Work instruction ▸ Whenever a line in the entries includes the word "status", copy that line out.

Available data ▸
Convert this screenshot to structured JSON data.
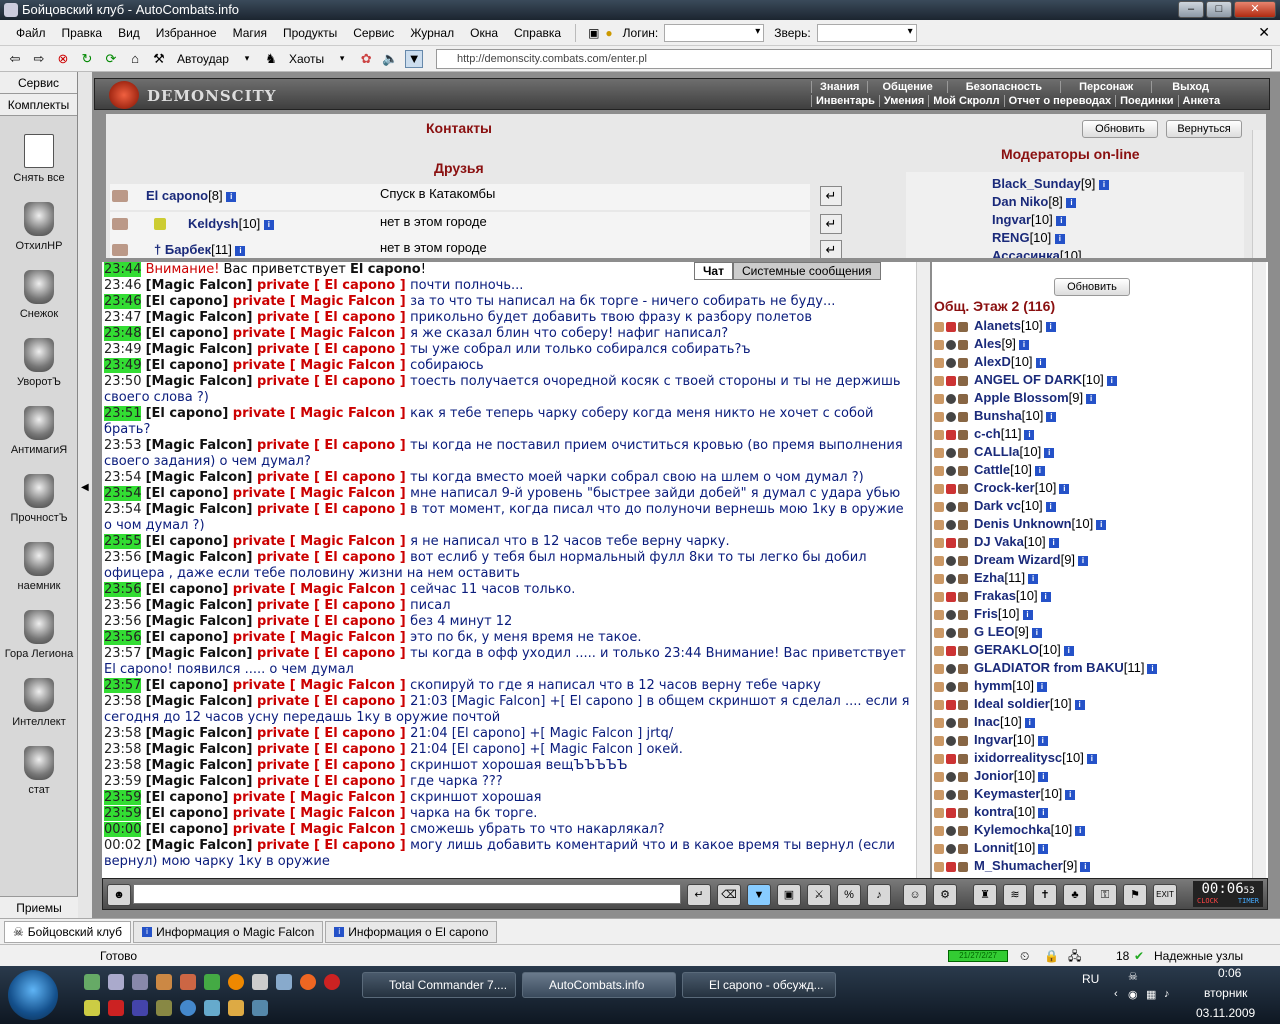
{
  "window": {
    "title": "Бойцовский клуб - AutoCombats.info"
  },
  "menu": {
    "items": [
      "Файл",
      "Правка",
      "Вид",
      "Избранное",
      "Магия",
      "Продукты",
      "Сервис",
      "Журнал",
      "Окна",
      "Справка"
    ],
    "login_label": "Логин:",
    "beast_label": "Зверь:"
  },
  "toolbar": {
    "autoudar": "Автоудар",
    "haoty": "Хаоты",
    "address": "http://demonscity.combats.com/enter.pl"
  },
  "leftpanel": {
    "tab1": "Сервис",
    "tab2": "Комплекты",
    "slots": [
      "Снять все",
      "ОтхилНР",
      "Снежок",
      "УворотЪ",
      "АнтимагиЯ",
      "ПрочностЪ",
      "наемник",
      "Гора Легиона",
      "Интеллект",
      "стат"
    ],
    "bottom": "Приемы"
  },
  "header": {
    "logo": "DEMONSCITY",
    "nav1": [
      "Знания",
      "Общение",
      "Безопасность",
      "Персонаж",
      "Выход"
    ],
    "nav2": [
      "Инвентарь",
      "Умения",
      "Мой Скролл",
      "Отчет о переводах",
      "Поединки",
      "Анкета"
    ]
  },
  "contacts": {
    "title": "Контакты",
    "friends_title": "Друзья",
    "refresh": "Обновить",
    "back": "Вернуться",
    "mods_title": "Модераторы on-line",
    "friends": [
      {
        "name": "El capono",
        "level": "[8]",
        "status": "Спуск в Катакомбы"
      },
      {
        "name": "Keldysh",
        "level": "[10]",
        "status": "нет в этом городе"
      },
      {
        "name": "Барбек",
        "level": "[11]",
        "status": "нет в этом городе"
      }
    ],
    "mods": [
      {
        "name": "Black_Sunday",
        "level": "[9]"
      },
      {
        "name": "Dan Niko",
        "level": "[8]"
      },
      {
        "name": "Ingvar",
        "level": "[10]"
      },
      {
        "name": "RENG",
        "level": "[10]"
      },
      {
        "name": "Ассасинка",
        "level": "[10]"
      }
    ]
  },
  "chat": {
    "tab_chat": "Чат",
    "tab_sys": "Системные сообщения",
    "lines": [
      {
        "t": "23:44",
        "hl": true,
        "sys": true,
        "text": "Внимание! ",
        "text2": "Вас приветствует ",
        "nick": "El capono",
        "end": "!"
      },
      {
        "t": "23:46",
        "hl": false,
        "from": "Magic Falcon",
        "to": "El capono",
        "msg": "почти полночь..."
      },
      {
        "t": "23:46",
        "hl": true,
        "from": "El capono",
        "to": "Magic Falcon",
        "msg": "за то что ты написал на бк торге - ничего собирать не буду..."
      },
      {
        "t": "23:47",
        "hl": false,
        "from": "Magic Falcon",
        "to": "El capono",
        "msg": "прикольно будет добавить твою фразу к разбору полетов"
      },
      {
        "t": "23:48",
        "hl": true,
        "from": "El capono",
        "to": "Magic Falcon",
        "msg": "я же сказал блин что соберу! нафиг написал?"
      },
      {
        "t": "23:49",
        "hl": false,
        "from": "Magic Falcon",
        "to": "El capono",
        "msg": "ты уже собрал или только собирался собирать?ъ"
      },
      {
        "t": "23:49",
        "hl": true,
        "from": "El capono",
        "to": "Magic Falcon",
        "msg": "собираюсь"
      },
      {
        "t": "23:50",
        "hl": false,
        "from": "Magic Falcon",
        "to": "El capono",
        "msg": "тоесть получается очоредной косяк с твоей стороны и ты не держишь своего слова ?)"
      },
      {
        "t": "23:51",
        "hl": true,
        "from": "El capono",
        "to": "Magic Falcon",
        "msg": "как я тебе теперь чарку соберу когда меня никто не хочет с собой брать?"
      },
      {
        "t": "23:53",
        "hl": false,
        "from": "Magic Falcon",
        "to": "El capono",
        "msg": "ты когда не поставил прием очиститься кровью (во премя выполнения своего задания) о чем думал?"
      },
      {
        "t": "23:54",
        "hl": false,
        "from": "Magic Falcon",
        "to": "El capono",
        "msg": "ты когда вместо моей чарки собрал свою на шлем о чом думал ?)"
      },
      {
        "t": "23:54",
        "hl": true,
        "from": "El capono",
        "to": "Magic Falcon",
        "msg": "мне написал 9-й уровень \"быстрее зайди добей\" я думал с удара убью"
      },
      {
        "t": "23:54",
        "hl": false,
        "from": "Magic Falcon",
        "to": "El capono",
        "msg": "в тот момент, когда писал что до полуночи вернешь мою 1ку в оружие о чом думал ?)"
      },
      {
        "t": "23:55",
        "hl": true,
        "from": "El capono",
        "to": "Magic Falcon",
        "msg": "я не написал что в 12 часов тебе верну чарку."
      },
      {
        "t": "23:56",
        "hl": false,
        "from": "Magic Falcon",
        "to": "El capono",
        "msg": "вот еслиб у тебя был нормальный фулл 8ки то ты легко бы добил офицера , даже если тебе половину жизни на нем оставить"
      },
      {
        "t": "23:56",
        "hl": true,
        "from": "El capono",
        "to": "Magic Falcon",
        "msg": "сейчас 11 часов только."
      },
      {
        "t": "23:56",
        "hl": false,
        "from": "Magic Falcon",
        "to": "El capono",
        "msg": "писал"
      },
      {
        "t": "23:56",
        "hl": false,
        "from": "Magic Falcon",
        "to": "El capono",
        "msg": "без 4 минут 12"
      },
      {
        "t": "23:56",
        "hl": true,
        "from": "El capono",
        "to": "Magic Falcon",
        "msg": "это по бк, у меня время не такое."
      },
      {
        "t": "23:57",
        "hl": false,
        "from": "Magic Falcon",
        "to": "El capono",
        "msg": "ты когда в офф уходил ..... и только 23:44 Внимание! Вас приветствует El capono! появился ..... о чем думал"
      },
      {
        "t": "23:57",
        "hl": true,
        "from": "El capono",
        "to": "Magic Falcon",
        "msg": "скопируй то где я написал что в 12 часов верну тебе чарку"
      },
      {
        "t": "23:58",
        "hl": false,
        "from": "Magic Falcon",
        "to": "El capono",
        "msg": "21:03 [Magic Falcon] +[ El capono ] в общем скриншот я сделал .... если я сегодня до 12 часов усну передашь 1ку в оружие почтой"
      },
      {
        "t": "23:58",
        "hl": false,
        "from": "Magic Falcon",
        "to": "El capono",
        "msg": "21:04 [El capono] +[ Magic Falcon ] jrtq/"
      },
      {
        "t": "23:58",
        "hl": false,
        "from": "Magic Falcon",
        "to": "El capono",
        "msg": "21:04 [El capono] +[ Magic Falcon ] окей."
      },
      {
        "t": "23:58",
        "hl": false,
        "from": "Magic Falcon",
        "to": "El capono",
        "msg": "скриншот хорошая вещЪЪЪЪЪ"
      },
      {
        "t": "23:59",
        "hl": false,
        "from": "Magic Falcon",
        "to": "El capono",
        "msg": "где чарка ???"
      },
      {
        "t": "23:59",
        "hl": true,
        "from": "El capono",
        "to": "Magic Falcon",
        "msg": "скриншот хорошая"
      },
      {
        "t": "23:59",
        "hl": true,
        "from": "El capono",
        "to": "Magic Falcon",
        "msg": "чарка на бк торге."
      },
      {
        "t": "00:00",
        "hl": true,
        "from": "El capono",
        "to": "Magic Falcon",
        "msg": "сможешь убрать то что накарлякал?"
      },
      {
        "t": "00:02",
        "hl": false,
        "from": "Magic Falcon",
        "to": "El capono",
        "msg": "могу лишь добавить коментарий что и в какое время ты вернул (если вернул) мою чарку 1ку в оружие"
      }
    ],
    "private_word": "private"
  },
  "online": {
    "refresh": "Обновить",
    "header": "Общ. Этаж 2 (116)",
    "users": [
      {
        "name": "Alanets",
        "level": "[10]"
      },
      {
        "name": "Ales",
        "level": "[9]"
      },
      {
        "name": "AlexD",
        "level": "[10]"
      },
      {
        "name": "ANGEL OF DARK",
        "level": "[10]"
      },
      {
        "name": "Apple Blossom",
        "level": "[9]"
      },
      {
        "name": "Bunsha",
        "level": "[10]"
      },
      {
        "name": "c-ch",
        "level": "[11]"
      },
      {
        "name": "CALLIa",
        "level": "[10]"
      },
      {
        "name": "Cattle",
        "level": "[10]"
      },
      {
        "name": "Crock-ker",
        "level": "[10]"
      },
      {
        "name": "Dark vc",
        "level": "[10]"
      },
      {
        "name": "Denis Unknown",
        "level": "[10]"
      },
      {
        "name": "DJ Vaka",
        "level": "[10]"
      },
      {
        "name": "Dream Wizard",
        "level": "[9]"
      },
      {
        "name": "Ezha",
        "level": "[11]"
      },
      {
        "name": "Frakas",
        "level": "[10]"
      },
      {
        "name": "Fris",
        "level": "[10]"
      },
      {
        "name": "G LEO",
        "level": "[9]"
      },
      {
        "name": "GERAKLO",
        "level": "[10]"
      },
      {
        "name": "GLADIATOR from BAKU",
        "level": "[11]"
      },
      {
        "name": "hymm",
        "level": "[10]"
      },
      {
        "name": "Ideal soldier",
        "level": "[10]"
      },
      {
        "name": "Inac",
        "level": "[10]"
      },
      {
        "name": "Ingvar",
        "level": "[10]"
      },
      {
        "name": "ixidorrealitysc",
        "level": "[10]"
      },
      {
        "name": "Jonior",
        "level": "[10]"
      },
      {
        "name": "Keymaster",
        "level": "[10]"
      },
      {
        "name": "kontra",
        "level": "[10]"
      },
      {
        "name": "Kylemochka",
        "level": "[10]"
      },
      {
        "name": "Lonnit",
        "level": "[10]"
      },
      {
        "name": "M_Shumacher",
        "level": "[9]"
      }
    ]
  },
  "bottom": {
    "clock": "00:06",
    "clock_sec": "53",
    "clock_label": "CLOCK",
    "timer_label": "TIMER",
    "exit_label": "EXIT"
  },
  "ietabs": [
    "Бойцовский клуб",
    "Информация о Magic Falcon",
    "Информация о El capono"
  ],
  "status": {
    "ready": "Готово",
    "count": "18",
    "trusted": "Надежные узлы",
    "progress": "21/27/2/27"
  },
  "taskbar": {
    "windows": [
      "Total Commander 7....",
      "AutoCombats.info",
      "El capono - обсужд..."
    ],
    "lang": "RU",
    "time": "0:06",
    "day": "вторник",
    "date": "03.11.2009"
  }
}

Solution below ▸
        "status": "Спуск в Катакомбы"
        "status": "нет в этом городе"
        "status": "нет в этом городе"
  "status": {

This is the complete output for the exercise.